------ Records for the exercise ------

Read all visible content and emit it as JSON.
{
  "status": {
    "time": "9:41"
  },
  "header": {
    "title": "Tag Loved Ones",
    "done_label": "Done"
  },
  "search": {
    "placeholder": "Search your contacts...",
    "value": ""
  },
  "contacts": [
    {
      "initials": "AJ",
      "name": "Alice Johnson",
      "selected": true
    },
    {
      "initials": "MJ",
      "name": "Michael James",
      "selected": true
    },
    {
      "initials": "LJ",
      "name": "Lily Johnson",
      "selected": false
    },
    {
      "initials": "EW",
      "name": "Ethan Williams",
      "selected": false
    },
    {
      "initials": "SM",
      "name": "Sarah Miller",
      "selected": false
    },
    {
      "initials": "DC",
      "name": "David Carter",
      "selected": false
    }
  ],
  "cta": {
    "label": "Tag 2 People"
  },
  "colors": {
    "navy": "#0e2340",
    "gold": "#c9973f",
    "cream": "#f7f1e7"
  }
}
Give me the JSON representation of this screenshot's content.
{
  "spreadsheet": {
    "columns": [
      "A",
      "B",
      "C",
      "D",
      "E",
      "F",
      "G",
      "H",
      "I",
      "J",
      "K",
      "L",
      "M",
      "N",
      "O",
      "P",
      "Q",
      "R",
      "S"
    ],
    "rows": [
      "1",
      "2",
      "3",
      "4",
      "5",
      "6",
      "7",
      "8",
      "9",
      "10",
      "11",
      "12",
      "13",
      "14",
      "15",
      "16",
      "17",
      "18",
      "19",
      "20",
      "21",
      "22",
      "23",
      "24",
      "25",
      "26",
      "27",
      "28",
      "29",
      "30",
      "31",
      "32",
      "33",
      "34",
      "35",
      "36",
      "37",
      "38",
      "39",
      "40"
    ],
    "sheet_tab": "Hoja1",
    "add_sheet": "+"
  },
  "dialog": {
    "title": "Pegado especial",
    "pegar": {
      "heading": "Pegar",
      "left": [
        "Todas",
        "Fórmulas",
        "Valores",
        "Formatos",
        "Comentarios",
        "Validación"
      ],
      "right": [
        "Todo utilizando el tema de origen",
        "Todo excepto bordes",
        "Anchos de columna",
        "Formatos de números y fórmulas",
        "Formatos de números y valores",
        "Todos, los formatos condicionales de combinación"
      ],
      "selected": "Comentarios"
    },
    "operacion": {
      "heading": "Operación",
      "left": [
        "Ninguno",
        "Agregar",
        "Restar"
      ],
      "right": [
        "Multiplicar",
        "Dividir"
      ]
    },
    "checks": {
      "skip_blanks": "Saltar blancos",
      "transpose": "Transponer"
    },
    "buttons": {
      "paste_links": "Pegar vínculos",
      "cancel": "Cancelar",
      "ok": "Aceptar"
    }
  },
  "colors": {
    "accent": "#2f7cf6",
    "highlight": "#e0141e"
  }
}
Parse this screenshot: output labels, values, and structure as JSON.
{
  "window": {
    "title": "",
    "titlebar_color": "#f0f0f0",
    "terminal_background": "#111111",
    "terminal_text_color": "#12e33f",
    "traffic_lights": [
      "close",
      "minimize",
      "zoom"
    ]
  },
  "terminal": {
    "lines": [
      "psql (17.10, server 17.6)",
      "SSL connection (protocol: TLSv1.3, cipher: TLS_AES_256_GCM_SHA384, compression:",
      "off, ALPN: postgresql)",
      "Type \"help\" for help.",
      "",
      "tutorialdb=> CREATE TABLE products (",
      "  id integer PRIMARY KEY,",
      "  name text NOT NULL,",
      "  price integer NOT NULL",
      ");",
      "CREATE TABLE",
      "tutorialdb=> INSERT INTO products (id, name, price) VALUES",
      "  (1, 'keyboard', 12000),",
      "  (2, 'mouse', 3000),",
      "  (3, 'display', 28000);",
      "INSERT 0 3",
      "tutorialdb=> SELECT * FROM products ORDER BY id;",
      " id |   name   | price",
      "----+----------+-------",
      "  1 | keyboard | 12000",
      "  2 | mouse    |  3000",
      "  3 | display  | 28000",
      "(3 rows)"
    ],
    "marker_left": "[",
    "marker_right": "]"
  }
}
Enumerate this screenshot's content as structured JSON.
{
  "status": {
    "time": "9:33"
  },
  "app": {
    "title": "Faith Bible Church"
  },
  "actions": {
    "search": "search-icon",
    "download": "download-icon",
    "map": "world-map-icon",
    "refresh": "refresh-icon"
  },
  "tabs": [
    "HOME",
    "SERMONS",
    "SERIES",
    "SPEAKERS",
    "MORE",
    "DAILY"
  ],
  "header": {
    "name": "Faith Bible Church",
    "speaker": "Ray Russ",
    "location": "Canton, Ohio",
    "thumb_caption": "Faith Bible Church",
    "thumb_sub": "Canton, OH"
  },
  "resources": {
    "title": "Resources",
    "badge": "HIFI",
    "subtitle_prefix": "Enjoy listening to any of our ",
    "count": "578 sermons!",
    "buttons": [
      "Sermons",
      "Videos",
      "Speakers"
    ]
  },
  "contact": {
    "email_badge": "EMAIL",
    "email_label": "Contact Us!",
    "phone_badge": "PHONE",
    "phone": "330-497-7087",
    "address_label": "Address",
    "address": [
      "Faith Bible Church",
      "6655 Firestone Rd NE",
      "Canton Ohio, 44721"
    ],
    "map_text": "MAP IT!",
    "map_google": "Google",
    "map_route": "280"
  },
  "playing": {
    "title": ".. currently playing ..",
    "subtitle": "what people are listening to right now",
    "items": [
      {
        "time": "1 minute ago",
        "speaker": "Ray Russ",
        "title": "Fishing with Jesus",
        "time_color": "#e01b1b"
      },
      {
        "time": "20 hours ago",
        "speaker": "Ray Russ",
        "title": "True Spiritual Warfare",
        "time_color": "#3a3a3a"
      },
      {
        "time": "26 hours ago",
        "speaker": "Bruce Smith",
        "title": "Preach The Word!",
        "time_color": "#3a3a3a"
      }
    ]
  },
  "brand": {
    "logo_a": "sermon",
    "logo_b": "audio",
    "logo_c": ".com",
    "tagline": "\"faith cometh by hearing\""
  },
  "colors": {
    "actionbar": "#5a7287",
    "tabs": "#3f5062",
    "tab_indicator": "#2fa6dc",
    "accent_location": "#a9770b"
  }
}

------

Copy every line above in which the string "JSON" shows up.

- **Solution below**:
Read all visible content and emit it as JSON.
Give me the JSON representation of this screenshot's content.
Parse this screenshot: output labels, values, and structure as JSON.
Enumerate this screenshot's content as structured JSON.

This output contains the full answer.